So will we pray at this time? This isn’t just a time for hunkering down to watch Netflix. We shouldn’t have any more excuses. No! We must pray for our world, for our nation, for our colleagues, for those we love. We must pray for God to show them his mercy.
Then we must also mirror Moses second response, which is:
Please look at verses 31 and 32 – which I have to say are some of the most moving verses in all of scripture. Verse 31:
“So Moses returned to the Lord and said, 'Alas, this people has sinned a great sin. They have made for themselves gods of gold. But now, if you will forgive their sin—but if not, please blot me out of your book that you have written.'”
Now Moses also gets really worked up with the people – we haven’t got time to get into that just now. But some of us actually might find that all too easy. We get worked up – but then stand aloof and distant from the culture condemning it.
But no! Alongside indignation must come a compassion for the society in which we live. And Moses for all the rage he demonstrates to the Israelites on God’s behalf – He loves them!
Do you see what he says? “If not... blot me out of the book you have written.” He would rather see himself perish than them destroyed. And so must we.
You see it is insecurity that drives people to idolatry. And they need the divine word that we have.
And in its absence if we don’t communicate it, they will be – as Jesus said, “Like sheep without a shepherd.” Turning to numerous idolatrous substitutes that do not deliver and destroy them. It is heartbreaking!
Which is why we must pray, and we must preach and we must live it. And we must do so as Moses did –and Jesus too – who Moses points forward to – with compassion in our hearts and tears in our eyes.
Let’s pray together…

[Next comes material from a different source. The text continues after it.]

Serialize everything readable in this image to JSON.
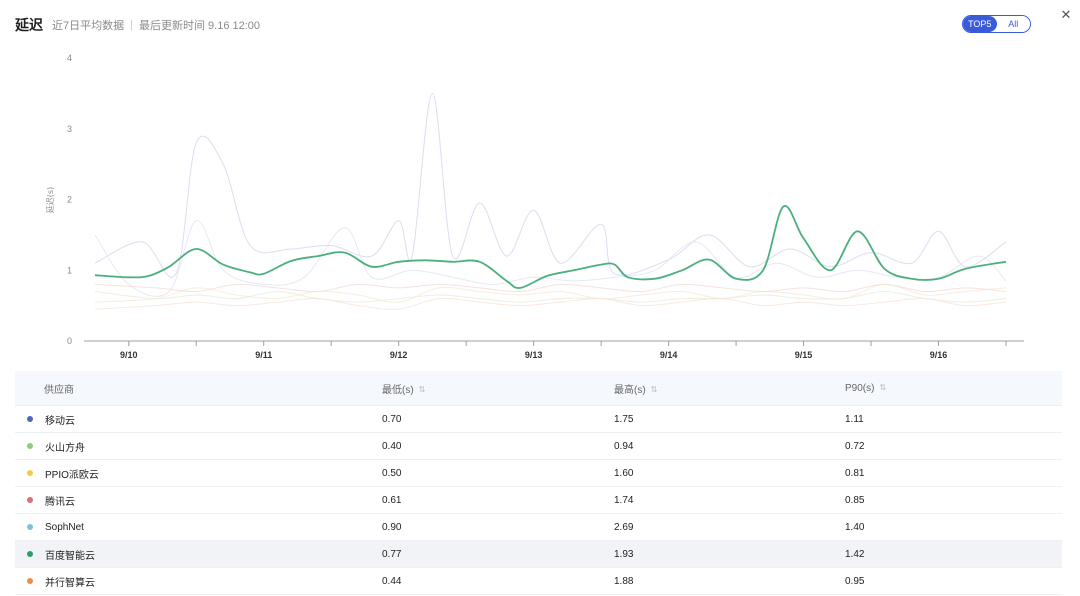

Exodus 32.32: “But now, if you will forgive their sin—but if not, please blot me out of your book that you have written.”
“Father God, we pray that you would give us the love and compassion that we see in Moses. I love the would rather perish ourselves than see the godless destroyed. Father we tell you we are a long way from that – please give us that love. And then please help us to pray for these people - and model and teach what it is to live without idols - to live under the security of your divine name. Father please help us to do that. We cannot do that alone. Amen.”